In brief remarks at the White House, Gates said he had not considered returning to public service until the president contacted him. “[T]he United States is at war in Iraq and Afghanistan. We are fighting against terrorism worldwide, and we face other serious challenges to our peace and security,” Gates said. “I believe the outcome of these conflicts will shape our world for decades to come.”

Bush also praised Rumsfeld’s “willingness to continue serving until his successor is in place, because in a time of war our nation cannot be without a strong and steady hand leading our Department of Defense.”

In December, Bush said, Rumsfeld will become the nation’s longest serving defense secretary. Rumsfeld also has been a major target for critics of the conduct of U.S.-led military operations in Iraq. In 2004, he twice offered to resign when it became known that the military was investigating cases of prisoner abuse by U.S. military guards at the Abu Ghraib prison in Iraq. On both occasions, Bush declined Rumsfeld’s resignation offer.

Standing beside Bush and Gates at the White House on November 8, Rumsfeld paraphrased the late British Prime Minister Winston Churchill, saying, “I have benefited greatly from criticism, and at no time have I suffered a lack thereof.”


At age 74, Rumsfeld holds the distinction of having been both the nation’s oldest and youngest defense secretary. He first ran the Pentagon for 14 months in the mid-1970s under the administration of President Gerald Ford. He became defense secretary again on January 20, 2001.

During the terrorist attacks of September 11, 2001, Rumsfeld, a former Navy pilot, ran to the attack site and helped with rescue efforts. He also carried through on a vow to repair the damaged building within one year of the attacks.

In two meetings with reporters at the White House November 8, Bush said he was aware that Americans voted against his Republican political party in part because of concerns about military operations in Iraq.

“I recognize that many Americans voted last night to register their displeasure with the lack of progress being made there [in Iraq],” Bush said.

However, he added a message to adversaries of U.S. policies. “To our enemies: Do not be joyful,” Bush said. “Do not confuse the workings of our democracies with a lack of will. Our nation is committed to bringing you to justice.
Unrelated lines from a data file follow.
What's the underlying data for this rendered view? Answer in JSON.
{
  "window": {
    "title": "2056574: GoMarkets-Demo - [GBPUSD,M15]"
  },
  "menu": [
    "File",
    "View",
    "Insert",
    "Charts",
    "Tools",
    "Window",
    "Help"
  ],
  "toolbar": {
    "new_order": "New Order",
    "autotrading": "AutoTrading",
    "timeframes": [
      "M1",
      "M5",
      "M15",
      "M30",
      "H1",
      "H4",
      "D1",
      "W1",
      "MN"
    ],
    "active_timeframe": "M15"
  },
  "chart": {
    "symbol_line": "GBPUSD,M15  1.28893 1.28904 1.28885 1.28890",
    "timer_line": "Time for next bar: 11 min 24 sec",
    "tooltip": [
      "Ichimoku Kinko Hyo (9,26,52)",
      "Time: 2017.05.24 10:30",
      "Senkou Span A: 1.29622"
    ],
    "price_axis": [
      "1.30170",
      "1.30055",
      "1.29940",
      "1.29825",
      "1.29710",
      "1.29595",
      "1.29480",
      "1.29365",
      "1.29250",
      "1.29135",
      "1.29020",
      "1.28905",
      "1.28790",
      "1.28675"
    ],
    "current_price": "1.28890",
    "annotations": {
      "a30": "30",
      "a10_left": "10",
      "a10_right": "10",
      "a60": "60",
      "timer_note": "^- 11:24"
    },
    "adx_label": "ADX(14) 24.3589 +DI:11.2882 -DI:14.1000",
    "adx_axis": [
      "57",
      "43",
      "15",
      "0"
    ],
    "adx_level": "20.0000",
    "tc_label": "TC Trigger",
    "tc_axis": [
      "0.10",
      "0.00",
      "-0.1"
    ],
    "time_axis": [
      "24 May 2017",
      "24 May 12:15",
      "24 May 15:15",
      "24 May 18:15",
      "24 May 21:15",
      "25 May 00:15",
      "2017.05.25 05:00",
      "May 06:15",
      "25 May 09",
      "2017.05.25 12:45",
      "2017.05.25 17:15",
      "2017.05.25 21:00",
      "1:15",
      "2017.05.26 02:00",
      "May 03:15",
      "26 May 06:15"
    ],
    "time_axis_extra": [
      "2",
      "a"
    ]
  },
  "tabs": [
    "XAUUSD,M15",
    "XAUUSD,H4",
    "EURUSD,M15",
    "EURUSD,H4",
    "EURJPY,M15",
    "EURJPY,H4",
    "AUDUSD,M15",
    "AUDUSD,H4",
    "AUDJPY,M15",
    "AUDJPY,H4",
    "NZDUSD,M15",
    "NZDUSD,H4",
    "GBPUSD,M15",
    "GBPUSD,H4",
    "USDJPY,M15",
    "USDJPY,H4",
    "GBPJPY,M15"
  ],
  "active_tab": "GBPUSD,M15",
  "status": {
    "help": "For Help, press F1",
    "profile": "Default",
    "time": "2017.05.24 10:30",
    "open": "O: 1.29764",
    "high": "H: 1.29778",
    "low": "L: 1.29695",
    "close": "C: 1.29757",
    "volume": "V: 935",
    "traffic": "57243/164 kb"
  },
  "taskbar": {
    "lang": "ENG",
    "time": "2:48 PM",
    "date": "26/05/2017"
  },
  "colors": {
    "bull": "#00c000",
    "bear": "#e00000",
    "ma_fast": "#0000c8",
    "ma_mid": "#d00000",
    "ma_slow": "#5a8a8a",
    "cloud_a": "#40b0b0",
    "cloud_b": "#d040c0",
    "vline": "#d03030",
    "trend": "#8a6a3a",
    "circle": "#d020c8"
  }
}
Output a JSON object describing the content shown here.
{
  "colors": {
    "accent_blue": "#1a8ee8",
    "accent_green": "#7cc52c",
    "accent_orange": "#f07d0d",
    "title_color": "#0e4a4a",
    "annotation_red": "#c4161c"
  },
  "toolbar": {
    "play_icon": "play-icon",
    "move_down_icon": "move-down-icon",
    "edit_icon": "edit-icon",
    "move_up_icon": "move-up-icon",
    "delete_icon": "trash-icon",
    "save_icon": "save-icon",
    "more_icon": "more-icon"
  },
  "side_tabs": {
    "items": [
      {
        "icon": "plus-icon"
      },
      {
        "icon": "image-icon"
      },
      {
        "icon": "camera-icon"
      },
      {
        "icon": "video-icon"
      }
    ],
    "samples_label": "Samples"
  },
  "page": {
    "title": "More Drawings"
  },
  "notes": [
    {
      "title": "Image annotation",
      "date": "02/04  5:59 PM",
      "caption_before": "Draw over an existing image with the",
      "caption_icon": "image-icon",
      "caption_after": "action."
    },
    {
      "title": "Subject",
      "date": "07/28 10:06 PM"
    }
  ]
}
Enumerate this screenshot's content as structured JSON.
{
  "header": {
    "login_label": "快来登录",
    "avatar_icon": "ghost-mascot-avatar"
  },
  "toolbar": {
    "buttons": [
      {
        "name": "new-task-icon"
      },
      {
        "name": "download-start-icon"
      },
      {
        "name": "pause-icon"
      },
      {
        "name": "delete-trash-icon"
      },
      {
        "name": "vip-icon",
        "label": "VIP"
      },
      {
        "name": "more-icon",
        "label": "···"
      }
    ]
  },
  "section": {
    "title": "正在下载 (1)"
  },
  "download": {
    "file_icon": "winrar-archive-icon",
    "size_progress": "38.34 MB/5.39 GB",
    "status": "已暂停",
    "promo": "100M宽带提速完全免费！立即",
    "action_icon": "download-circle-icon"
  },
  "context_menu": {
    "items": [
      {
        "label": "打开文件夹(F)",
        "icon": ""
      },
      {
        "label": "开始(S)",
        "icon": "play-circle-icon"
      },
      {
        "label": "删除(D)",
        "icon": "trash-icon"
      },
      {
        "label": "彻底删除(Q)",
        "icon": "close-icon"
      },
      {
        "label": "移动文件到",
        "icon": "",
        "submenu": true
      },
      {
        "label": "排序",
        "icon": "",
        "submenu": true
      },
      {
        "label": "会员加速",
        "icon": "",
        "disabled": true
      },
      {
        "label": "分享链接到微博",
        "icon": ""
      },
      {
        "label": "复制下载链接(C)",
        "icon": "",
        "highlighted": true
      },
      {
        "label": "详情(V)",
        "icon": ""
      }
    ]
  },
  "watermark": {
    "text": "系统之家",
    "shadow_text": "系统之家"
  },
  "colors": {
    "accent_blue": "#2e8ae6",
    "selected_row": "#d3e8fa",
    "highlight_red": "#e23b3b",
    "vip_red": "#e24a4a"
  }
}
Liberty and democracy are the source of America's strength, and liberty and democracy will lift up the hopes and desires of those you're trying to destroy.” (See related article.)


Earlier that day in Baghdad, Khalilzad, the U.S. ambassador, told Iraqi journalists that the United States remains committed helping the elected Iraqi government build a secure country.

“It does look like there will be a change in the balance of power in Congress between our two leading parties,” Khalilzad said.

“Elections are central to the expression of the popular will in liberal democracies,” he said. “Elections can also be polarizing events - exaggerating the differences between leaders and between parties. However, at their best, leaders in democracies govern in ways that advance the higher national interest, not just partisan interests.”

The change in political parties in Congress might result in more public debate of U.S. policies. However, under the U.S. Constitution, the president is commander-in-chief of the armed forces. At the same time, the U.S. Constitution empowers Congress to "raise and support armies” and to “provide and maintain a navy.” This means the U.S. armed forces effectively are owned by Congress on behalf of the American people, giving Congress broad oversight in their funding and conduct. American military personnel take their oath of loyalty to the U.S. Constitution, not to the president, but they also swear to follow the orders of the president as commander-in-chief.

A transcript of Khalilzad’s remarks to journalists is posted on the Web site of Multi-National Force –Iraq.